Pictures stay out of the answer, but every line of the material must be restated exactly.

####################

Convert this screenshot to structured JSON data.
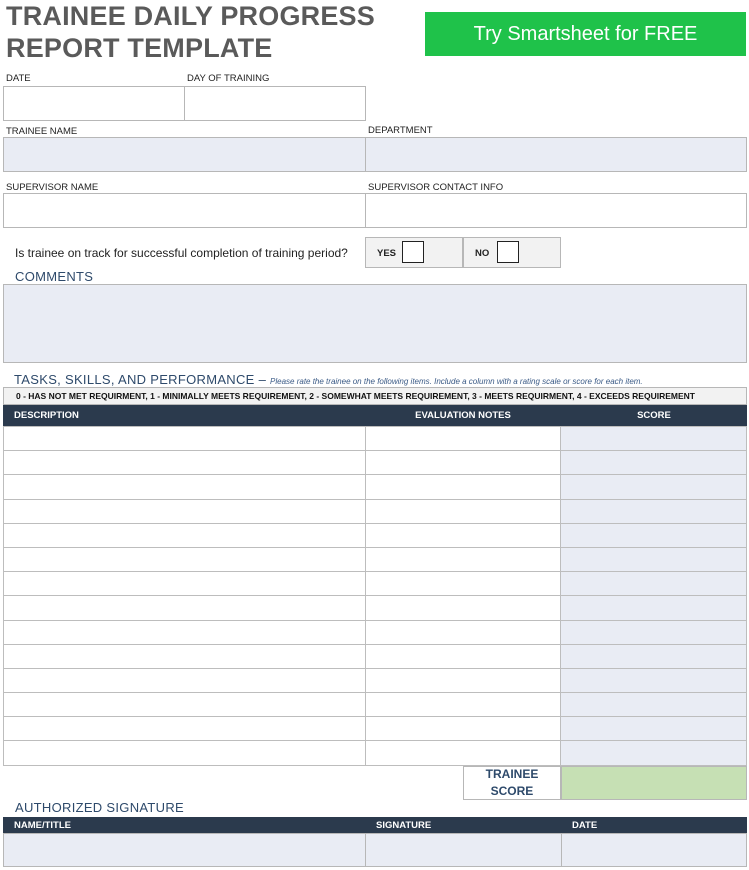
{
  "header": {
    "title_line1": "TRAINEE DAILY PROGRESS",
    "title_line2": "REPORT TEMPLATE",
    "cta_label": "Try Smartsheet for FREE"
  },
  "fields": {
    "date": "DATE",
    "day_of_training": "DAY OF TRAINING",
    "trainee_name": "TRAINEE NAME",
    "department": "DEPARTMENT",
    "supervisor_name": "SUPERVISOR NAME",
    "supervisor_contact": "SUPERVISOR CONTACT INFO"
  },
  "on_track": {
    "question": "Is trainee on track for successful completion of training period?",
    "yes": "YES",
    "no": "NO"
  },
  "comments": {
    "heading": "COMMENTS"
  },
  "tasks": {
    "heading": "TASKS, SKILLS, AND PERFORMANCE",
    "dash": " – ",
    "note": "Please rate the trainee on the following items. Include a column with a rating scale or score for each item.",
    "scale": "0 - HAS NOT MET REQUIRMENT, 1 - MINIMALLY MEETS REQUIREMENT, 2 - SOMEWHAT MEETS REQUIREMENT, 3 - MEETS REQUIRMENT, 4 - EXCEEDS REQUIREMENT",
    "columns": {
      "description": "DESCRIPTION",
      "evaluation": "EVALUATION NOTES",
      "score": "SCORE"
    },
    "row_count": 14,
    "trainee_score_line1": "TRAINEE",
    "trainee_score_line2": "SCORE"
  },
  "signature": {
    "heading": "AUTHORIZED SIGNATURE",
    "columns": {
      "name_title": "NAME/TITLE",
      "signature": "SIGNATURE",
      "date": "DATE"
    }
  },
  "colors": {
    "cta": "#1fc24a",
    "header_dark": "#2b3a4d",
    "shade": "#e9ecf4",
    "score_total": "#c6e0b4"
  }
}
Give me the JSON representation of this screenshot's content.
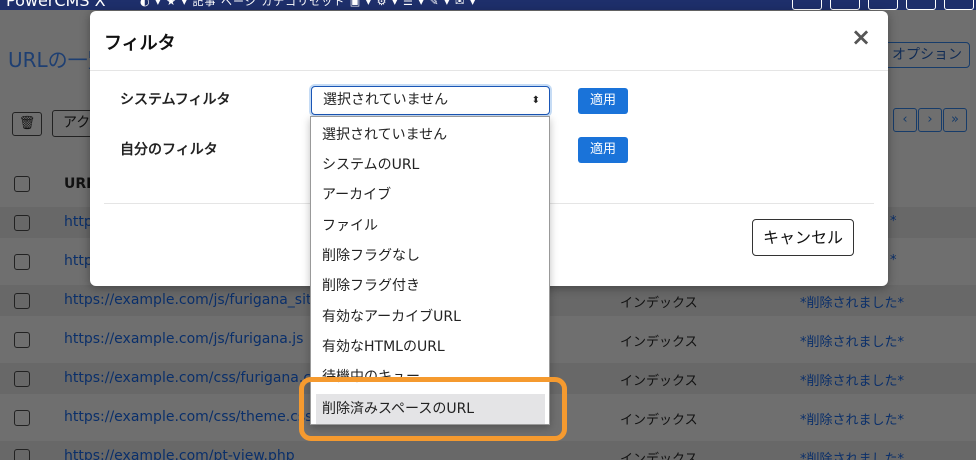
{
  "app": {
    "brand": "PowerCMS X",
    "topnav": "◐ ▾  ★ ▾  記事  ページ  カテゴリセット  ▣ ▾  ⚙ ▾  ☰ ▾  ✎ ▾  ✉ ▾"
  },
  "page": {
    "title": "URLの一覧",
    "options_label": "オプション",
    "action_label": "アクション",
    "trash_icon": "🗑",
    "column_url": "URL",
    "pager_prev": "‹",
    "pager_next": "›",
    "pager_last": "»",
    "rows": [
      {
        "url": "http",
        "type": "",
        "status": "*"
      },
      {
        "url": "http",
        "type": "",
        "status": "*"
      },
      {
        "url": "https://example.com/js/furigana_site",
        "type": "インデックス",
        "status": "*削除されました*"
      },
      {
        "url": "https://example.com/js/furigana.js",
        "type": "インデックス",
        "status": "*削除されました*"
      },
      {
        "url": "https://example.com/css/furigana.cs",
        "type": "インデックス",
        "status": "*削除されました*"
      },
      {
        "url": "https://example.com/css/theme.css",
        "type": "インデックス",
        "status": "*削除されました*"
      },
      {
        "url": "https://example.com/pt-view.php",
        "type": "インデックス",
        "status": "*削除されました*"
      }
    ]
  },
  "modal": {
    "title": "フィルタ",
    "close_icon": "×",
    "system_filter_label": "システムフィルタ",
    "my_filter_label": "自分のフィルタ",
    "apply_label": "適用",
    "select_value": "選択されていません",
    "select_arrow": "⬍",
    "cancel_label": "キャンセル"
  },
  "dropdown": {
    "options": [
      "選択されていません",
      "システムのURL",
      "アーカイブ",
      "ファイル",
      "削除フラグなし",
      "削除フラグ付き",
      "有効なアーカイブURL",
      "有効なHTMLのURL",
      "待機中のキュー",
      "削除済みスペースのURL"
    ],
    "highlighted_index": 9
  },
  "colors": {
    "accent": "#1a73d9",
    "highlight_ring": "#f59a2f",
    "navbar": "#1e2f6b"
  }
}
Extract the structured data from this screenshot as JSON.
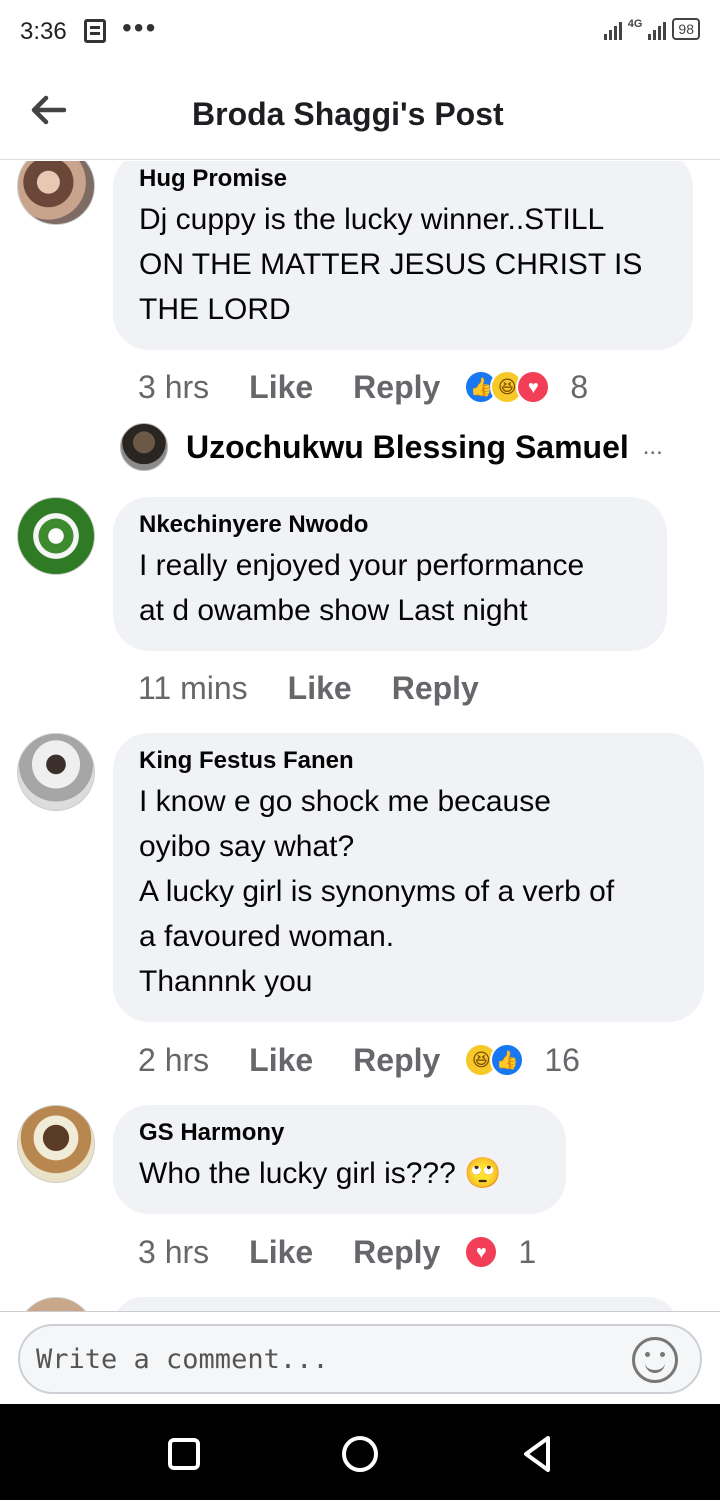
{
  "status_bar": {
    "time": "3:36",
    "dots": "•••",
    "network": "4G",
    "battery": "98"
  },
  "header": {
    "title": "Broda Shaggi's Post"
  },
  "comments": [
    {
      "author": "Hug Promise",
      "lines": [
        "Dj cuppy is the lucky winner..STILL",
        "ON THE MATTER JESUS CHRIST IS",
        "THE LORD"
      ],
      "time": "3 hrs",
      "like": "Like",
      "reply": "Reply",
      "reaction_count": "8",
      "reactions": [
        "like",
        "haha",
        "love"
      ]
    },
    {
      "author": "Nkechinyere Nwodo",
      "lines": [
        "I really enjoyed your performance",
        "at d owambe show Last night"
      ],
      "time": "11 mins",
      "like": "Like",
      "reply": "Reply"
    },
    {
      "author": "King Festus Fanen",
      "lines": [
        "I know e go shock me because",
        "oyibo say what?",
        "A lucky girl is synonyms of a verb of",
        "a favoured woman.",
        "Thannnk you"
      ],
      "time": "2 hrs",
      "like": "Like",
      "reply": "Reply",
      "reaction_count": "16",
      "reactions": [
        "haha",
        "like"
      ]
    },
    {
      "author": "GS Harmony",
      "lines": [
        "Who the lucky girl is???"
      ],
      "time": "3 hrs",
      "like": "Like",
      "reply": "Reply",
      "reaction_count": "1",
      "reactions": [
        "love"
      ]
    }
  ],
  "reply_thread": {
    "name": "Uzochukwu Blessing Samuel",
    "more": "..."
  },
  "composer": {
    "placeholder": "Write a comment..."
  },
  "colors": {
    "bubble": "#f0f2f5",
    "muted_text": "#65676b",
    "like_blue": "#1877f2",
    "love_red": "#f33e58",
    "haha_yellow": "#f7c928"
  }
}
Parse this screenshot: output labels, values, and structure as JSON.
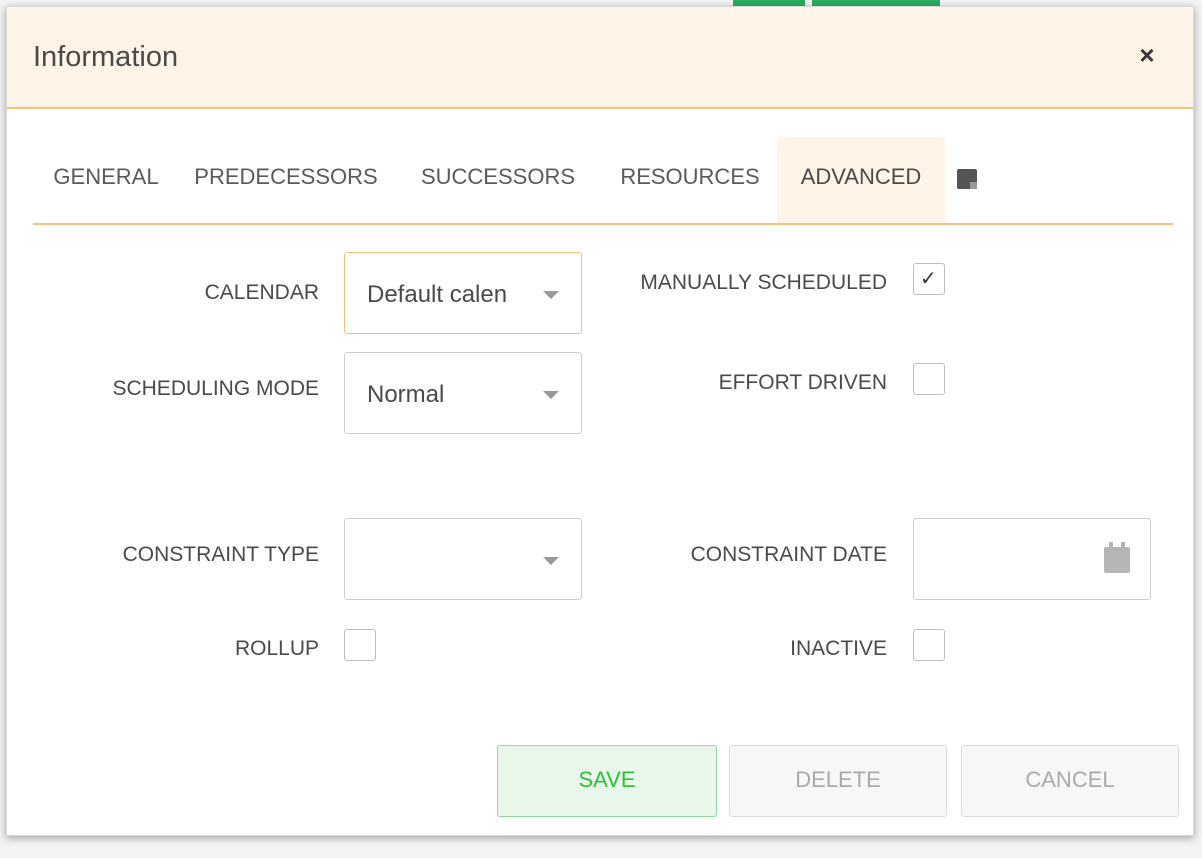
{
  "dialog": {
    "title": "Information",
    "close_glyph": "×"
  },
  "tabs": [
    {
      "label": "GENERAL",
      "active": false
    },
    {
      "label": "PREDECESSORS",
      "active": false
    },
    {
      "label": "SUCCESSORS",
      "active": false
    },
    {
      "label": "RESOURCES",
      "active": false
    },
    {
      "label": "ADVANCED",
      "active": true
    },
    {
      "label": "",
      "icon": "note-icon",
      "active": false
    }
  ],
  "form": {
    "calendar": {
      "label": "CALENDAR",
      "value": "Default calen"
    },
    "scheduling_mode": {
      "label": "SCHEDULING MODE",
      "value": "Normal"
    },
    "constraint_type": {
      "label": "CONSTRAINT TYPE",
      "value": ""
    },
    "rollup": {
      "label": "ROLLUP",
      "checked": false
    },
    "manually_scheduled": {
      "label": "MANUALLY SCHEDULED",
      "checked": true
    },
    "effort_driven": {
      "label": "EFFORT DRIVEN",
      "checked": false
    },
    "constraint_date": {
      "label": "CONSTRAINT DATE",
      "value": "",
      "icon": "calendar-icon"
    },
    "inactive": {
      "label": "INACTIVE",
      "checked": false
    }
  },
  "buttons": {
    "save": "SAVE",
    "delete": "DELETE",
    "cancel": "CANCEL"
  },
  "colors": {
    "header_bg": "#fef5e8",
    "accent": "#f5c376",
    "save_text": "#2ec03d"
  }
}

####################

> _Solved problem_:
Convert this screenshot to structured JSON data.
{
  "header": {
    "title_line1": "TRAINEE DAILY PROGRESS",
    "title_line2": "REPORT TEMPLATE",
    "cta_label": "Try Smartsheet for FREE"
  },
  "fields": {
    "date": "DATE",
    "day_of_training": "DAY OF TRAINING",
    "trainee_name": "TRAINEE NAME",
    "department": "DEPARTMENT",
    "supervisor_name": "SUPERVISOR NAME",
    "supervisor_contact": "SUPERVISOR CONTACT INFO"
  },
  "on_track": {
    "question": "Is trainee on track for successful completion of training period?",
    "yes": "YES",
    "no": "NO"
  },
  "comments": {
    "heading": "COMMENTS"
  },
  "tasks": {
    "heading": "TASKS, SKILLS, AND PERFORMANCE",
    "dash": " – ",
    "note": "Please rate the trainee on the following items. Include a column with a rating scale or score for each item.",
    "scale": "0 - HAS NOT MET REQUIRMENT, 1 - MINIMALLY MEETS REQUIREMENT, 2 - SOMEWHAT MEETS REQUIREMENT, 3 - MEETS REQUIRMENT, 4 - EXCEEDS REQUIREMENT",
    "columns": {
      "description": "DESCRIPTION",
      "evaluation": "EVALUATION NOTES",
      "score": "SCORE"
    },
    "row_count": 14,
    "trainee_score_line1": "TRAINEE",
    "trainee_score_line2": "SCORE"
  },
  "signature": {
    "heading": "AUTHORIZED SIGNATURE",
    "columns": {
      "name_title": "NAME/TITLE",
      "signature": "SIGNATURE",
      "date": "DATE"
    }
  },
  "colors": {
    "cta": "#1fc24a",
    "header_dark": "#2b3a4d",
    "shade": "#e9ecf4",
    "score_total": "#c6e0b4"
  }
}
Give me the JSON representation of this screenshot's content.
{
  "app": {
    "brand": "PowerCMS X",
    "topnav": "◐ ▾  ★ ▾  記事  ページ  カテゴリセット  ▣ ▾  ⚙ ▾  ☰ ▾  ✎ ▾  ✉ ▾"
  },
  "page": {
    "title": "URLの一覧",
    "options_label": "オプション",
    "action_label": "アクション",
    "trash_icon": "🗑",
    "column_url": "URL",
    "pager_prev": "‹",
    "pager_next": "›",
    "pager_last": "»",
    "rows": [
      {
        "url": "http",
        "type": "",
        "status": "*"
      },
      {
        "url": "http",
        "type": "",
        "status": "*"
      },
      {
        "url": "https://example.com/js/furigana_site",
        "type": "インデックス",
        "status": "*削除されました*"
      },
      {
        "url": "https://example.com/js/furigana.js",
        "type": "インデックス",
        "status": "*削除されました*"
      },
      {
        "url": "https://example.com/css/furigana.cs",
        "type": "インデックス",
        "status": "*削除されました*"
      },
      {
        "url": "https://example.com/css/theme.css",
        "type": "インデックス",
        "status": "*削除されました*"
      },
      {
        "url": "https://example.com/pt-view.php",
        "type": "インデックス",
        "status": "*削除されました*"
      }
    ]
  },
  "modal": {
    "title": "フィルタ",
    "close_icon": "×",
    "system_filter_label": "システムフィルタ",
    "my_filter_label": "自分のフィルタ",
    "apply_label": "適用",
    "select_value": "選択されていません",
    "select_arrow": "⬍",
    "cancel_label": "キャンセル"
  },
  "dropdown": {
    "options": [
      "選択されていません",
      "システムのURL",
      "アーカイブ",
      "ファイル",
      "削除フラグなし",
      "削除フラグ付き",
      "有効なアーカイブURL",
      "有効なHTMLのURL",
      "待機中のキュー",
      "削除済みスペースのURL"
    ],
    "highlighted_index": 9
  },
  "colors": {
    "accent": "#1a73d9",
    "highlight_ring": "#f59a2f",
    "navbar": "#1e2f6b"
  }
}
Extract the structured data from this screenshot as JSON.
{
  "status_bar": {
    "time": "3:36",
    "dots": "•••",
    "network": "4G",
    "battery": "98"
  },
  "header": {
    "title": "Broda Shaggi's Post"
  },
  "comments": [
    {
      "author": "Hug Promise",
      "lines": [
        "Dj cuppy is the lucky winner..STILL",
        "ON THE MATTER JESUS CHRIST IS",
        "THE LORD"
      ],
      "time": "3 hrs",
      "like": "Like",
      "reply": "Reply",
      "reaction_count": "8",
      "reactions": [
        "like",
        "haha",
        "love"
      ]
    },
    {
      "author": "Nkechinyere Nwodo",
      "lines": [
        "I really enjoyed your performance",
        "at d owambe show Last night"
      ],
      "time": "11 mins",
      "like": "Like",
      "reply": "Reply"
    },
    {
      "author": "King Festus Fanen",
      "lines": [
        "I know e go shock me because",
        "oyibo say what?",
        "A lucky girl is synonyms of a verb of",
        "a favoured woman.",
        "Thannnk you"
      ],
      "time": "2 hrs",
      "like": "Like",
      "reply": "Reply",
      "reaction_count": "16",
      "reactions": [
        "haha",
        "like"
      ]
    },
    {
      "author": "GS Harmony",
      "lines": [
        "Who the lucky girl is???"
      ],
      "time": "3 hrs",
      "like": "Like",
      "reply": "Reply",
      "reaction_count": "1",
      "reactions": [
        "love"
      ]
    }
  ],
  "reply_thread": {
    "name": "Uzochukwu Blessing Samuel",
    "more": "..."
  },
  "composer": {
    "placeholder": "Write a comment..."
  },
  "colors": {
    "bubble": "#f0f2f5",
    "muted_text": "#65676b",
    "like_blue": "#1877f2",
    "love_red": "#f33e58",
    "haha_yellow": "#f7c928"
  }
}
Parse this screenshot: output labels, values, and structure as JSON.
{
  "dialog": {
    "title": "Information",
    "close_glyph": "×"
  },
  "tabs": [
    {
      "label": "GENERAL",
      "active": false
    },
    {
      "label": "PREDECESSORS",
      "active": false
    },
    {
      "label": "SUCCESSORS",
      "active": false
    },
    {
      "label": "RESOURCES",
      "active": false
    },
    {
      "label": "ADVANCED",
      "active": true
    },
    {
      "label": "",
      "icon": "note-icon",
      "active": false
    }
  ],
  "form": {
    "calendar": {
      "label": "CALENDAR",
      "value": "Default calen"
    },
    "scheduling_mode": {
      "label": "SCHEDULING MODE",
      "value": "Normal"
    },
    "constraint_type": {
      "label": "CONSTRAINT TYPE",
      "value": ""
    },
    "rollup": {
      "label": "ROLLUP",
      "checked": false
    },
    "manually_scheduled": {
      "label": "MANUALLY SCHEDULED",
      "checked": true
    },
    "effort_driven": {
      "label": "EFFORT DRIVEN",
      "checked": false
    },
    "constraint_date": {
      "label": "CONSTRAINT DATE",
      "value": "",
      "icon": "calendar-icon"
    },
    "inactive": {
      "label": "INACTIVE",
      "checked": false
    }
  },
  "buttons": {
    "save": "SAVE",
    "delete": "DELETE",
    "cancel": "CANCEL"
  },
  "colors": {
    "header_bg": "#fef5e8",
    "accent": "#f5c376",
    "save_text": "#2ec03d"
  }
}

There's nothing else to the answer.